The 11th Hour Dispatch – Thursday, March 1, 2018
Netflix has plucked another The Daily Show correspondent for yet another talk show. This time, it’s popular comedian Hasan Minhaj. The series, which has not been named yet, will cover “modern cultural and political landscapes with depth and sincerity.” It has been greenlit for 32 episodes so far. Minhaj is no stranger to the streaming giant. He released his first stand-up special, Hasan Minhaj: Homecoming King, with Netflix in 2017.
Food delivery app DoorDash has secured $535 million in Series D funding, which was enough to finally push it to that coveted sparkly unicorn status. The startup now boasts a $1.4 billion post-money valuation. CEO Tony Xu said that this “doesn’t really change anything” for them, but instead provides flexibility regarding how the company will finance itself. DoorDash became “contribution margin positive” in the last year, which means that it’s profitable on a per-order basis. The company has partnerships with almost 90% of the top 100 U.S. restaurant brands, including Wendy’s, IHOP, and The Cheesecake Factory. Despite these positives, DoorDash doesn’t see an IPO in the near future.
COLORING OUTSIDE THE LINES
Lego has finally found an alternative for the material of those foot-puncturing bricks: sugarcane. The toy company has started production on “plastic” elements shaped like plants in their playsets. The elements are made from polyethylene that is sustainably sourced from the plant and can replace the plastic that is piling up on earth like empty pizza boxes in a frat house. Though made from an alternative, the products “are technically identical to those produced using conventional plastic.” Lego Group has committed to completely utilizing sustainable materials in its core products and packaging by 2030, and this is a great first step toward that goal.
BuzzFeed is getting scrappy with its revenue diversification efforts and following in the footsteps of the Pioneer Woman with a Tasty-branded kitchenware line at Walmart. The brightly colored products will include everything from spatulas and whisks to cooking pots and mixing bowls that range in price from $4.44 to $99. The products will grace the shelves of 4,000 Walmart stores nationwide. BuzzFeed has publicly displayed issues with securing ad money as the industry model shifts, and with Facebook and YouTube’s recent changes regarding monetizing content, many other companies are struggling as well. However, most aren’t as lucky as BuzzFeed, which has the power, both financially and brand-wise, to make a (more than likely) successful pivot toward commerce. Many will bite the dust, as we’ve recently seen with publisher LittleThings suddenly closing down, Vox letting go of most of its social video departments, and Funny or Die, a company that paved the way for making money online, being forced to lay off considerable amounts of staff and rework its entire business model to stay afloat. And they won’t be the last. Hopefully, companies will start getting more and more creative as this tornado of change continues to rip through the internet.

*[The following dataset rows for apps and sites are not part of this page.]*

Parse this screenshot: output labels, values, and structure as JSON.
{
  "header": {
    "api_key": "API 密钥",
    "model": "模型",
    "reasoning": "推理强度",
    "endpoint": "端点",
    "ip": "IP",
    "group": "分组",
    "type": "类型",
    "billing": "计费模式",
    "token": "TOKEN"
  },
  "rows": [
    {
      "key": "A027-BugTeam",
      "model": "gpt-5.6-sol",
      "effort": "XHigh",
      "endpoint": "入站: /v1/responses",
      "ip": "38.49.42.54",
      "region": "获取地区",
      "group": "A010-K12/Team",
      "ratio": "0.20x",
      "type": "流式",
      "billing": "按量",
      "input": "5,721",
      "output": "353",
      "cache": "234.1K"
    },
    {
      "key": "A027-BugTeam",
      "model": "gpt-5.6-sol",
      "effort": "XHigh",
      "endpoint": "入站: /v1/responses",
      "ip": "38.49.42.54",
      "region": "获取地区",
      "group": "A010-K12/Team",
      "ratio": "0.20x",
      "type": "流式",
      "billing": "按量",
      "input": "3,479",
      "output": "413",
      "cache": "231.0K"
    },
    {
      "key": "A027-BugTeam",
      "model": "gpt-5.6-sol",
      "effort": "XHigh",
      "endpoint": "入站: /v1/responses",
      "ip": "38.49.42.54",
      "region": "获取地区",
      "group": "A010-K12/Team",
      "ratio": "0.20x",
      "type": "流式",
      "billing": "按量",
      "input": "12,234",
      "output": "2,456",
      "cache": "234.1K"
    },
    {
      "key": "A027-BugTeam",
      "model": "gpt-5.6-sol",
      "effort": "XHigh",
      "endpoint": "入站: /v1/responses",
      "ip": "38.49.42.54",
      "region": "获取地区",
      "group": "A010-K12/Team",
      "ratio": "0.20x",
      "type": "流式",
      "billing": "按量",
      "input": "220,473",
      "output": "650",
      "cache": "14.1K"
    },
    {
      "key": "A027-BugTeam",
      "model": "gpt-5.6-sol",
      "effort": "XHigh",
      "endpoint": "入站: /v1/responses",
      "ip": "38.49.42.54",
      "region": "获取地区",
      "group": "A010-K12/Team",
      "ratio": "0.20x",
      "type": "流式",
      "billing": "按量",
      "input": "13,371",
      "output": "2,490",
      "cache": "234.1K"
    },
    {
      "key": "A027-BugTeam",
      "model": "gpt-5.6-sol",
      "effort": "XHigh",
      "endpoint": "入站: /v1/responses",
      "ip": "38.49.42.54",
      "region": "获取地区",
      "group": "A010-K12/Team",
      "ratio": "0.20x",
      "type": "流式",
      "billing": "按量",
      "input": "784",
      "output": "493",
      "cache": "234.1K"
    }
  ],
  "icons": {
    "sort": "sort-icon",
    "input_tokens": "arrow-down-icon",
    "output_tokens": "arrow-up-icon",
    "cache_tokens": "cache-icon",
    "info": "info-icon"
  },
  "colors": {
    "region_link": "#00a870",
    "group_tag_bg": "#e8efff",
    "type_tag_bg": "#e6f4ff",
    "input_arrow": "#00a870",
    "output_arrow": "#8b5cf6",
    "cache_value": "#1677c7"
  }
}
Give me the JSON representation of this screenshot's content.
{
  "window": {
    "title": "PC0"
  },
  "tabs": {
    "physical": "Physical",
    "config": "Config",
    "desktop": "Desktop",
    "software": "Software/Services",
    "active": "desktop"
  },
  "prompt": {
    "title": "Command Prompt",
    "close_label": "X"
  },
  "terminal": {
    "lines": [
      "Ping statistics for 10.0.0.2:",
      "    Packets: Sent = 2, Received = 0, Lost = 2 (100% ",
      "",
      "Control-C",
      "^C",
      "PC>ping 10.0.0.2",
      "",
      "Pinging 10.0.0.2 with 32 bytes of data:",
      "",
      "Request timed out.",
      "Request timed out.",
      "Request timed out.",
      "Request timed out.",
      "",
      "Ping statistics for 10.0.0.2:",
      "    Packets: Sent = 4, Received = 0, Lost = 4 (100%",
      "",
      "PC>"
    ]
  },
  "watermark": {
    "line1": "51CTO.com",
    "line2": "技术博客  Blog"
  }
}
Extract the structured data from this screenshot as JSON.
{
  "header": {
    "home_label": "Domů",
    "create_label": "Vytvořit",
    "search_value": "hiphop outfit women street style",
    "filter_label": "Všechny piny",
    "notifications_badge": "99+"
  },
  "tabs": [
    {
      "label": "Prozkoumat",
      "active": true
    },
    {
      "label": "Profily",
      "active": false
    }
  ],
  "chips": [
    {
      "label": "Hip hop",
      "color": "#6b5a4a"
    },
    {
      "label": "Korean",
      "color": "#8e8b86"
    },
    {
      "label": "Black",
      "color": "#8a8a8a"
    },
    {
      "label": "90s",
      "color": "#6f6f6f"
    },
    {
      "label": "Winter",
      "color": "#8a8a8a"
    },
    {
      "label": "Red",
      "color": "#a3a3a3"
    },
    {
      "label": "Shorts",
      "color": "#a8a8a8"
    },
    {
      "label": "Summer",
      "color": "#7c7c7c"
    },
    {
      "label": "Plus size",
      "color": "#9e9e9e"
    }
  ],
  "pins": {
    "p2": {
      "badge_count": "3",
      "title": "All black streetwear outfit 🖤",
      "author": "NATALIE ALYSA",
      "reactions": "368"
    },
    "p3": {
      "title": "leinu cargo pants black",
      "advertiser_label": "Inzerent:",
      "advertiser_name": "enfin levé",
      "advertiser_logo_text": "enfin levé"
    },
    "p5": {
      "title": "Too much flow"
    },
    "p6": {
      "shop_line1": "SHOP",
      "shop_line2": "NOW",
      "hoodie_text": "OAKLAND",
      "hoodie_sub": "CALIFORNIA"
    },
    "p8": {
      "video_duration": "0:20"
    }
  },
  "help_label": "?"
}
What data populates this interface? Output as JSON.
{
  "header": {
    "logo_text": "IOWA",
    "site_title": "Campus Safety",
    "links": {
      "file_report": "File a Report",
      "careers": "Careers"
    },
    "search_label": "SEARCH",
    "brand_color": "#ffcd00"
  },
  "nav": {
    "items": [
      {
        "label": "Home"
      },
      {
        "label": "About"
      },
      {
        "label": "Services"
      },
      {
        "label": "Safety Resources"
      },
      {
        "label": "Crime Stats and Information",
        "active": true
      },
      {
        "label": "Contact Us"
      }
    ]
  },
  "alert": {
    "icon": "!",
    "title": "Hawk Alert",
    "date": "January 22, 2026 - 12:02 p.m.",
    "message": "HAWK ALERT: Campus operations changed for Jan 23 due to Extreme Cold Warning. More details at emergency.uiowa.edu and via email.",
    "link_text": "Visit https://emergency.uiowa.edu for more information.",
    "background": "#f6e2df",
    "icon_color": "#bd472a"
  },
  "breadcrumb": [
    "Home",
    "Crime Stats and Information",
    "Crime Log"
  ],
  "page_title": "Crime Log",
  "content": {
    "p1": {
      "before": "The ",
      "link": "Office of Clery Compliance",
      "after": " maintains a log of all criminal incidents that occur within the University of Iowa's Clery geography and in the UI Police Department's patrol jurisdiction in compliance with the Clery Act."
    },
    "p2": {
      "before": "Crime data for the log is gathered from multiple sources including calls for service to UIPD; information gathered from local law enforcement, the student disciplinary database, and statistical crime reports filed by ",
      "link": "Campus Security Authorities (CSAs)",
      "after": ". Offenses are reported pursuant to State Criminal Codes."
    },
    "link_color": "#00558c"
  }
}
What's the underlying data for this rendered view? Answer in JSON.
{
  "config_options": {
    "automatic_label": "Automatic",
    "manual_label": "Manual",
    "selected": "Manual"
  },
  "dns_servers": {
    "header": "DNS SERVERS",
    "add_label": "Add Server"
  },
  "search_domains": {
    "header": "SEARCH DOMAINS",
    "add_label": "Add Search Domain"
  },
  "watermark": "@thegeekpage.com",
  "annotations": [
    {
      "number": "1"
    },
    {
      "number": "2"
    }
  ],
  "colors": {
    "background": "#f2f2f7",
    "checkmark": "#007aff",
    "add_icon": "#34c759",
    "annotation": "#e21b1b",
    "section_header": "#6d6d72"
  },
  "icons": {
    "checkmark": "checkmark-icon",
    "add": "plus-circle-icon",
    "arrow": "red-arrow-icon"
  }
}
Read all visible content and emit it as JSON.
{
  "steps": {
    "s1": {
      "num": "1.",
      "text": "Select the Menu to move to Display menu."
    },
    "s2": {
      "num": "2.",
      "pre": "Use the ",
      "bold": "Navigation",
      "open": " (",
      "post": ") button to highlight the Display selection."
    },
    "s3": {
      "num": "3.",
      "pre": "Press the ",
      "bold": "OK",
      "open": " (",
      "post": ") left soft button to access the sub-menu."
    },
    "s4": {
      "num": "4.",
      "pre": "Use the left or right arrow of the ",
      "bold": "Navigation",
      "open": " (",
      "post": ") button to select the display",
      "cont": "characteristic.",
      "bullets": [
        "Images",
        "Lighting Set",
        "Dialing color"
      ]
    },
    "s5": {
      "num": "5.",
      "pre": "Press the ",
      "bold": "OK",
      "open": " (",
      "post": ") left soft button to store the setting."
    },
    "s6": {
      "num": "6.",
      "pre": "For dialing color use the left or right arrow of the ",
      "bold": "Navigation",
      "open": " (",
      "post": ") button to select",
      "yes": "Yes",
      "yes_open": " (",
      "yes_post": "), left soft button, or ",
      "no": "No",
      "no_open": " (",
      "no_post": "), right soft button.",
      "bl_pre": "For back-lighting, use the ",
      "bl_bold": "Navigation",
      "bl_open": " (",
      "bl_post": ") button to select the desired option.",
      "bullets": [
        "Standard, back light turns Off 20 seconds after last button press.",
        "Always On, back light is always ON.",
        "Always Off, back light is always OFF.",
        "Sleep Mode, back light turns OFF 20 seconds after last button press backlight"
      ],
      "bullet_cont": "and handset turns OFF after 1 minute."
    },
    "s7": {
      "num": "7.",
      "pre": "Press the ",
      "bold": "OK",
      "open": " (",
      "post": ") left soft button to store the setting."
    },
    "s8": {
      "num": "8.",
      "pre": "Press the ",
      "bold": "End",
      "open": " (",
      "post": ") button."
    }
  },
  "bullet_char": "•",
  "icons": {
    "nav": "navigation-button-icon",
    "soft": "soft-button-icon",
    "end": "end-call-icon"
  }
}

NOTHIN’ BUT ‘NET
If you’ve ever wanted to know what’s in the $100,000 gift bags Oscar nominees receive, today’s your lucky day.